As the calls for an Olympic boycott die down, LGBT activists are focusing now on what to do in Sochi at the Winter Olympic Games to make a statement against the new Russian anti-gay law. US sprinter Nick Symmonds became the test case when he publicly dedicated his 800m silver medal to his LGBT friends.
Pride House International, which has been told it cannot host a Pride House in Sochi, has been looking for ways to make a statement during the Winter Olympics. Their first idea is a fantastic one: Encourage the athletes to hold hands with other athletes of the same sex.
"There are extreme restrictions on the uniforms and other items worn by athletes at any Olympic Games. Flags, badges, or pins are not allowed without IOC approval, a near-impossibility, and wearing something as seemingly innocuous as pink socks or shoelaces is very difficult for athletes to do, and complex to organize for other participants and spectators," said the Federation of Gay Games' Les Johnson, who is part of the Pride House Coalition. "But everyone can hold hands with their neighbor. Indeed, raising your rivals' hands in camaraderie is an image we see on every podium at every sporting event."
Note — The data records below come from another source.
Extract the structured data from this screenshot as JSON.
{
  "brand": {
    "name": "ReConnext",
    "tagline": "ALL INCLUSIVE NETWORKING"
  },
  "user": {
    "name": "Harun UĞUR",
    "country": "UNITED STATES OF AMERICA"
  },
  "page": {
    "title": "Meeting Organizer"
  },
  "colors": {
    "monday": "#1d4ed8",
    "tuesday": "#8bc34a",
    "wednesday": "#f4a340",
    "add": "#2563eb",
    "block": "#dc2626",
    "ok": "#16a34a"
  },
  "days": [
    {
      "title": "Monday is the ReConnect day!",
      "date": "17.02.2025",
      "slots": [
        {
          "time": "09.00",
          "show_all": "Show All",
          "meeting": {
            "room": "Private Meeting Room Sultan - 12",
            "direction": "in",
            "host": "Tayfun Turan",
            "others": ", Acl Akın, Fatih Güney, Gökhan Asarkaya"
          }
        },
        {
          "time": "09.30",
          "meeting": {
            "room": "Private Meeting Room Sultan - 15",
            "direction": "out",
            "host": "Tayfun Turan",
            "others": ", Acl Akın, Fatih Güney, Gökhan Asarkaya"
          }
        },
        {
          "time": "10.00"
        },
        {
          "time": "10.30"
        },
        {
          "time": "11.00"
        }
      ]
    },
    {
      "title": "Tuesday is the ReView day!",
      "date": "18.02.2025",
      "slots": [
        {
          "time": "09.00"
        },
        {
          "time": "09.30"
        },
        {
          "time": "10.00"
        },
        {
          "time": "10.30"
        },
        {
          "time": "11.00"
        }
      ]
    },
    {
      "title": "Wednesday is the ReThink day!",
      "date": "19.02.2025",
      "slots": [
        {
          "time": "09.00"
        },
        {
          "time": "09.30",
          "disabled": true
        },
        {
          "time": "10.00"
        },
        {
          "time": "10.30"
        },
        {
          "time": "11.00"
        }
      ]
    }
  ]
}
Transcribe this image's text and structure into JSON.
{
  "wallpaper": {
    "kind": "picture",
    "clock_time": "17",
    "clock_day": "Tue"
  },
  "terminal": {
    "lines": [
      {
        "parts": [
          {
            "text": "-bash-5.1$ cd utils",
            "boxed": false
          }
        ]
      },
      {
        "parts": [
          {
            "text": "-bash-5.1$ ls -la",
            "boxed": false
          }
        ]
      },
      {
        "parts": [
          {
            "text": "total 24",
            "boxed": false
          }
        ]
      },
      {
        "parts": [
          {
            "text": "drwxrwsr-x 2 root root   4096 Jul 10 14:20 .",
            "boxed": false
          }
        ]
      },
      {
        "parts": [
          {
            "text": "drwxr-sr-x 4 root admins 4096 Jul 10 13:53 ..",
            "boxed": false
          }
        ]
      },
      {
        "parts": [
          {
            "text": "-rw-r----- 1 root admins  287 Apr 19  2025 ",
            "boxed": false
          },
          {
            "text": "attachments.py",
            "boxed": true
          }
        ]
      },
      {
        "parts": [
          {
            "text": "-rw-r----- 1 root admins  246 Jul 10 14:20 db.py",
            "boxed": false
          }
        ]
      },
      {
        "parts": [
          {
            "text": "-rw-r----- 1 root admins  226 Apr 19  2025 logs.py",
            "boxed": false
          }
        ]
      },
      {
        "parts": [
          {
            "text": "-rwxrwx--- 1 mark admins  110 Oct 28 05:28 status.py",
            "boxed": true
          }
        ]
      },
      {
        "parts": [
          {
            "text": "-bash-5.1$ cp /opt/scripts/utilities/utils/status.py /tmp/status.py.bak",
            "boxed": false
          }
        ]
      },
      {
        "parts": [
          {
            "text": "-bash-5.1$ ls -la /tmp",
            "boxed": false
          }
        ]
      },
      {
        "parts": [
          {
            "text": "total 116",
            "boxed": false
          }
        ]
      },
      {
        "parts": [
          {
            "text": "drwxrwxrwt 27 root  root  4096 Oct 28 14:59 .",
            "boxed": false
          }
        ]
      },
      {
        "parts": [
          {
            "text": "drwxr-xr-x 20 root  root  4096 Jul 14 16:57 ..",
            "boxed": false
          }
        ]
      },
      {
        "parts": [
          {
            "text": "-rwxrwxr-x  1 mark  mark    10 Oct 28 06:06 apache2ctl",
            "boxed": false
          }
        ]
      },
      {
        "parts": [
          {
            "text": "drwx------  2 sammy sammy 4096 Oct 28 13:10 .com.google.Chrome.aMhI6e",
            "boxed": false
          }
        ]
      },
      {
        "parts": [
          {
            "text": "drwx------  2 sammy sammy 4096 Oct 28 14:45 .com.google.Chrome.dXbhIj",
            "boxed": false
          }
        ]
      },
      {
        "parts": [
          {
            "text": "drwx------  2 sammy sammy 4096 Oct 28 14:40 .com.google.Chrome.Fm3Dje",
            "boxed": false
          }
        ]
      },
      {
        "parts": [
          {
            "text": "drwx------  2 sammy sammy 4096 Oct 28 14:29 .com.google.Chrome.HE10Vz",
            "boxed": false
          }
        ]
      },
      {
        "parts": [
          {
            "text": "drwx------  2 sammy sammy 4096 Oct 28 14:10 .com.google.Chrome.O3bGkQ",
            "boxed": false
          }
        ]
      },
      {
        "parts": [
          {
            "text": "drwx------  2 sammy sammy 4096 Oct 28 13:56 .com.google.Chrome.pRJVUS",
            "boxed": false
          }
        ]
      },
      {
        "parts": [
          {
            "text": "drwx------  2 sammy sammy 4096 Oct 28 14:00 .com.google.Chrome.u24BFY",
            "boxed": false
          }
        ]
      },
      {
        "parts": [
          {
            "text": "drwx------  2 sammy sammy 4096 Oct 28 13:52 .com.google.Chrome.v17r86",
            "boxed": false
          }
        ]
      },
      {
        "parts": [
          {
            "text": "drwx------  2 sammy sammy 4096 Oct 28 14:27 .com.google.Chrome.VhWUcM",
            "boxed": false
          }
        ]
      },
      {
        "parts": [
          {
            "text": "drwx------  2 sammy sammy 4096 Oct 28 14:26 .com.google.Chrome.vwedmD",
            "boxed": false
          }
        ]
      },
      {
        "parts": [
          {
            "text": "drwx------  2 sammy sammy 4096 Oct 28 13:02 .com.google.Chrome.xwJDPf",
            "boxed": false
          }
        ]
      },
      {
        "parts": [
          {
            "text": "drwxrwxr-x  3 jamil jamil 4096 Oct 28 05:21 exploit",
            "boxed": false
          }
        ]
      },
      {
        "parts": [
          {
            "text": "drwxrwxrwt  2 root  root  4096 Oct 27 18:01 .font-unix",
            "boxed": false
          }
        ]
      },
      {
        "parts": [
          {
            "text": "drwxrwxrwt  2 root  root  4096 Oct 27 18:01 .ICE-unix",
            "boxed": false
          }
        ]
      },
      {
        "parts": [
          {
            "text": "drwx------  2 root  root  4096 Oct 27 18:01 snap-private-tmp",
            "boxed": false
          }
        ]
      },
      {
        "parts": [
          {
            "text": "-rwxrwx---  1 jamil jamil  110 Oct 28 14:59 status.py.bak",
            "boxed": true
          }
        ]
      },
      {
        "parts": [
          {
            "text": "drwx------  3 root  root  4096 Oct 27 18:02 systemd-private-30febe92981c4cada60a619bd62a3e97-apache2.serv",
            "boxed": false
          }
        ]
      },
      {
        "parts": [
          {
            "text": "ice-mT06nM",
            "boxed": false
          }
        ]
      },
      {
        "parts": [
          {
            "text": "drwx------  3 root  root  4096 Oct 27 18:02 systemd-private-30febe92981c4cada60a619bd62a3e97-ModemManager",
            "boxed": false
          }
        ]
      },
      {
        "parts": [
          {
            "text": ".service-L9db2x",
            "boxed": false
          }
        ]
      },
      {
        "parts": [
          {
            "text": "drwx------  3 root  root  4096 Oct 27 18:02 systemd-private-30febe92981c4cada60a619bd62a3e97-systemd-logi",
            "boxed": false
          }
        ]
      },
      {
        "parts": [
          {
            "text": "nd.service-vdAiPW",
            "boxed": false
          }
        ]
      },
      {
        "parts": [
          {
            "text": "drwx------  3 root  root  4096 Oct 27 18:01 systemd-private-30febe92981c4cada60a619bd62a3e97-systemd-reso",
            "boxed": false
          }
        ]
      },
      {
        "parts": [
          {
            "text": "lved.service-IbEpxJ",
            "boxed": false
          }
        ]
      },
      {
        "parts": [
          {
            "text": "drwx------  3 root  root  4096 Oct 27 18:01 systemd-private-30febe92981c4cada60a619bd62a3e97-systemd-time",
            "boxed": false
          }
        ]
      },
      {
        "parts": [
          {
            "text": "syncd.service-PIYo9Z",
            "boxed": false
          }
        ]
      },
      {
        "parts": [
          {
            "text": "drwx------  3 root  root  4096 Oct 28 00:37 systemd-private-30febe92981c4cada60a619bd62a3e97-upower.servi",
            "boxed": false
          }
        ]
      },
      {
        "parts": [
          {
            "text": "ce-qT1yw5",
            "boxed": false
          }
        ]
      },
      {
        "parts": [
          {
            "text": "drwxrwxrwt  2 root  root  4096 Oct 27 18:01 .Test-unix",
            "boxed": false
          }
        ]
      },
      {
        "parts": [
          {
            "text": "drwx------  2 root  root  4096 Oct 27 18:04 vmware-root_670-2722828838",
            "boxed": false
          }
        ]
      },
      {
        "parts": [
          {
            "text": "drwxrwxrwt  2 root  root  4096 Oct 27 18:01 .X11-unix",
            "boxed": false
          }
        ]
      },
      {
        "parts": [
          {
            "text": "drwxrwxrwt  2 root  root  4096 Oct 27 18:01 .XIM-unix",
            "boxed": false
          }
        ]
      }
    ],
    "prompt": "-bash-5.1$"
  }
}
Those restrictions revolve around several components of the Olympic Charter, including Rule 50, which lay out who controls Olympic uniforms and restricts advertising, political statements and "propaganda."
Earlier this week, Gay Star News reported that the IOC would consider it "propaganda" if two people of the same sex held hands. That's crazy. When I was in the Maldives a few years ago, men were holding hands everywhere not because they were gay, but because it was a cultural norm. Many women hold hands here in the United States. Now that is suddenly an actionable offense by the IOC?
Holding hands is a part of sport, whether it's in solidarity with teammates or raising the hand of a victor. It's a great idea from Pride House, and it's the first one I've seen that could really take hold.